Best Argument: Yes
Audience Favored: Yes (74%)
Vertical is the killer app
Jason Perlow: My esteemed colleague fears that because Glass has fallen on its posterior, it will potentially take the rest of the wearables industry down. I think we are being a bit too hasty here.
First, I think we all can agree that wearable computing covers a number of form factors, not just augmented reality monocles like Glass. These include those systems being tested by the military and police forces for anti-terrorism operations, numerous engineering and field scenarios as well as medical/hospital use. Wearable computing includes simple sensors like the Fitbit, smartwatches like the Pebble as well as more vertical-purposed and much more higher-end devices than even Glass.
Vertical has always been the killer app for wearables. And in vertical scenarios nobody cares if you look bizarre wearing one or if the user is pointing a camera at you. In short, in a purely vertical scenario, nobody is being a Glasshole. The wearer is simply doing their job.
The problem we need to solve is not with the wearable technology itself, which we know can and will improve with further development. It all has to do with the behavior of the wearer and social acceptance of its use.

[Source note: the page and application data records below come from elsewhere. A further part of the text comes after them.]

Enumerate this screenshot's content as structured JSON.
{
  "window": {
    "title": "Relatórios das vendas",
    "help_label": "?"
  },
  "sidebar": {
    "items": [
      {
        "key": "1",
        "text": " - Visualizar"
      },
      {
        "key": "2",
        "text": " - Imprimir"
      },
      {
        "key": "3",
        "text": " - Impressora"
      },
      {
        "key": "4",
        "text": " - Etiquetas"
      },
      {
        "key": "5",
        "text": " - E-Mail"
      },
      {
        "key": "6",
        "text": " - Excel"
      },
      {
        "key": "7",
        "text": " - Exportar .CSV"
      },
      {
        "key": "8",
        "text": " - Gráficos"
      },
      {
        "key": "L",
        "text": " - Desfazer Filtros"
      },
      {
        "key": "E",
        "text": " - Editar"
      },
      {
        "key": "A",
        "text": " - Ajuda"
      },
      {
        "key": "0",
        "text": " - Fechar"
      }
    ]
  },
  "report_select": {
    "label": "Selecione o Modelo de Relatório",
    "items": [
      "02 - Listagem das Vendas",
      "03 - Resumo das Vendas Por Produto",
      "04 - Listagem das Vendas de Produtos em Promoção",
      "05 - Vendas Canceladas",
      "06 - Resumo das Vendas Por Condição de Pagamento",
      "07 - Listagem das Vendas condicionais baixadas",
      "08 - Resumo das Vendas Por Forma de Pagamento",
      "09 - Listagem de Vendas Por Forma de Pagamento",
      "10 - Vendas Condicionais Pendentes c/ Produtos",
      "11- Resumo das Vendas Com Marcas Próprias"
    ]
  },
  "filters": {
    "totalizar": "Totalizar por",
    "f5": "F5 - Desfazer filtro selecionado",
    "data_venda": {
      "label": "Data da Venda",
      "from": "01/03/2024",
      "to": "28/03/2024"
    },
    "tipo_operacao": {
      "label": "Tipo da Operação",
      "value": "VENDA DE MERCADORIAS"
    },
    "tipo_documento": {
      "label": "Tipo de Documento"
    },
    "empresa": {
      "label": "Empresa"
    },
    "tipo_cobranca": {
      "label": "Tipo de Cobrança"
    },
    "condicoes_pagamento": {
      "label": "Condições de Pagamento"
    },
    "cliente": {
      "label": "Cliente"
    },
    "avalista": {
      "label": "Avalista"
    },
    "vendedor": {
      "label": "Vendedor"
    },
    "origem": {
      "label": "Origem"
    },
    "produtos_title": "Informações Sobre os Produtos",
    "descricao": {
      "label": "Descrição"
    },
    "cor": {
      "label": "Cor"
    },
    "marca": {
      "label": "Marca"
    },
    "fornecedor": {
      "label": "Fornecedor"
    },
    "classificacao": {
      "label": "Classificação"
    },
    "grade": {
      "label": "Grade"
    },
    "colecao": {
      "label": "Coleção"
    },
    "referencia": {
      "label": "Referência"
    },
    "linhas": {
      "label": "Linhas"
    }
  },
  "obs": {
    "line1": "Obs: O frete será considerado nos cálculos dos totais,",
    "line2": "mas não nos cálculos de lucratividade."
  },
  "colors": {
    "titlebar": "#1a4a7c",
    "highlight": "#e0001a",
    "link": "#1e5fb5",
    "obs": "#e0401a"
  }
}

Adrian Kingsley-Hughes: We've spent the most of this millennium making devices smaller. Now that these devices are about as small as they can get, we're reversing the trend (maybe because we ruined out eyesight on those small screens in the first place) and this leaves a gap in the market for small devices, which are collectively known as wearables.
But the current crop of wearables are fatally flawed. Not only are prices too high, and stylistically they look a mess, but on top of that most do little more than duplicate features already present on smartphones and tablets, but with the added limitation of not being able to function independently of another device.
In an era when we've seen so much convergence in the tech world, with so many features being packed into a single device – the smartphone – the wearables industry wants to turn that around and get people buying companion devices once again.